M: Agreed. It’s even more infuriating when you think how “indignant” they acted towards James Gunn when those old tweets were released. They fired him on the spot, but they never even condemned Lasseter; they just let him go with a hefty sum of money. Returning to the films, I’m glad Disney rebounded and is back on its feet again. However, if there’s one aspect that I have to complain about with these films (aside from the lack of traditional animation), it’s the overuse of the secret villain twist that started with Wreck-It Ralph. It worked really well in that film, but not so much on the rest. In the end, I also miss the classic, larger than life villains that have become iconic and timeless.
V: I couldn’t agree more. Let’s fire someone on the spot with no investigation of wrongdoing because of decade-old internet posts, but sexually abuse and intimidate your subordinates for years? No problem dude, here’s a paid vacation and a letter of recommendation for your new job. Hypocrites. That’s how you know they were just virtue signaling with Gunn. They don’t care about the integrity of their employees, or whether they actually pose any threat to others. I also agree about the villains. Mother Gothel was the last traditional Disney villain, and I miss them. King Candy has been the only good product of the plot twist trend.

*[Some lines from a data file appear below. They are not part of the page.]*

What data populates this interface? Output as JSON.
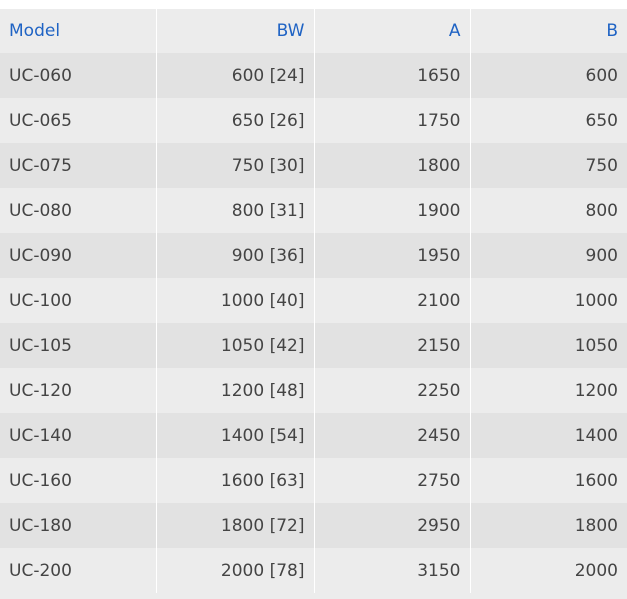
{
  "table": {
    "headers": [
      "Model",
      "BW",
      "A",
      "B"
    ],
    "rows": [
      [
        "UC-060",
        "600 [24]",
        "1650",
        "600"
      ],
      [
        "UC-065",
        "650 [26]",
        "1750",
        "650"
      ],
      [
        "UC-075",
        "750 [30]",
        "1800",
        "750"
      ],
      [
        "UC-080",
        "800 [31]",
        "1900",
        "800"
      ],
      [
        "UC-090",
        "900 [36]",
        "1950",
        "900"
      ],
      [
        "UC-100",
        "1000 [40]",
        "2100",
        "1000"
      ],
      [
        "UC-105",
        "1050 [42]",
        "2150",
        "1050"
      ],
      [
        "UC-120",
        "1200 [48]",
        "2250",
        "1200"
      ],
      [
        "UC-140",
        "1400 [54]",
        "2450",
        "1400"
      ],
      [
        "UC-160",
        "1600 [63]",
        "2750",
        "1600"
      ],
      [
        "UC-180",
        "1800 [72]",
        "2950",
        "1800"
      ],
      [
        "UC-200",
        "2000 [78]",
        "3150",
        "2000"
      ]
    ]
  },
  "colors": {
    "header_text": "#1f63c4",
    "body_text": "#444444",
    "row_odd": "#e2e2e2",
    "row_even": "#ececec"
  }
}
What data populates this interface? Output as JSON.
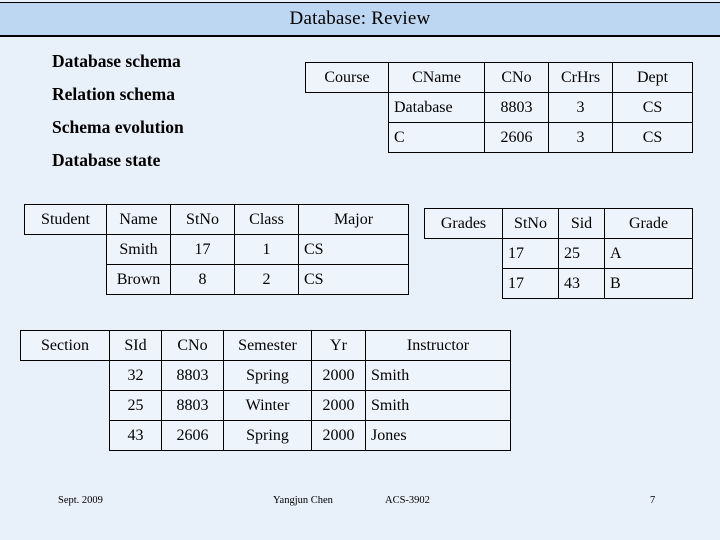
{
  "slide": {
    "title": "Database: Review",
    "title_bar_color": "#bdd7f2",
    "background_color": "#e8f0fa"
  },
  "bullets": [
    {
      "label": "Database schema"
    },
    {
      "label": "Relation schema"
    },
    {
      "label": "Schema evolution"
    },
    {
      "label": "Database state"
    }
  ],
  "tables": {
    "course": {
      "relation_name": "Course",
      "columns": [
        "CName",
        "CNo",
        "CrHrs",
        "Dept"
      ],
      "rows": [
        [
          "Database",
          "8803",
          "3",
          "CS"
        ],
        [
          "C",
          "2606",
          "3",
          "CS"
        ]
      ]
    },
    "student": {
      "relation_name": "Student",
      "columns": [
        "Name",
        "StNo",
        "Class",
        "Major"
      ],
      "rows": [
        [
          "Smith",
          "17",
          "1",
          "CS"
        ],
        [
          "Brown",
          "8",
          "2",
          "CS"
        ]
      ]
    },
    "grades": {
      "relation_name": "Grades",
      "columns": [
        "StNo",
        "Sid",
        "Grade"
      ],
      "rows": [
        [
          "17",
          "25",
          "A"
        ],
        [
          "17",
          "43",
          "B"
        ]
      ]
    },
    "section": {
      "relation_name": "Section",
      "columns": [
        "SId",
        "CNo",
        "Semester",
        "Yr",
        "Instructor"
      ],
      "rows": [
        [
          "32",
          "8803",
          "Spring",
          "2000",
          "Smith"
        ],
        [
          "25",
          "8803",
          "Winter",
          "2000",
          "Smith"
        ],
        [
          "43",
          "2606",
          "Spring",
          "2000",
          "Jones"
        ]
      ]
    }
  },
  "footer": {
    "date": "Sept. 2009",
    "author": "Yangjun Chen",
    "course_code": "ACS-3902",
    "page_number": "7"
  }
}
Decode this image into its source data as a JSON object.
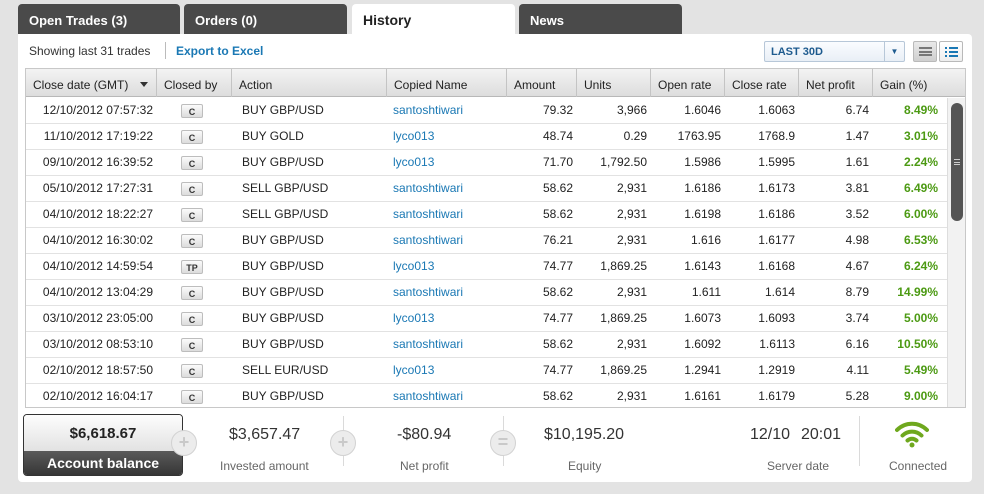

M: Let’s hope we’ll see a return of that archetype in the next decade (or maybe in Frozen II, who knows?). Overall, I think this has been a solid decade for Disney Animation. Their output has been consistently good, and while some films are not great, they are not terrible either. Let’s hope the next decade will build on the strength of this one while also innovating the medium. They should bring fresh and diverse voices and perspectives to honor and continue the legacy Walt Disney left behind.
What do you think of Disney Animation’s more current decade? Let us know in the comments and come back for our review of Tangled!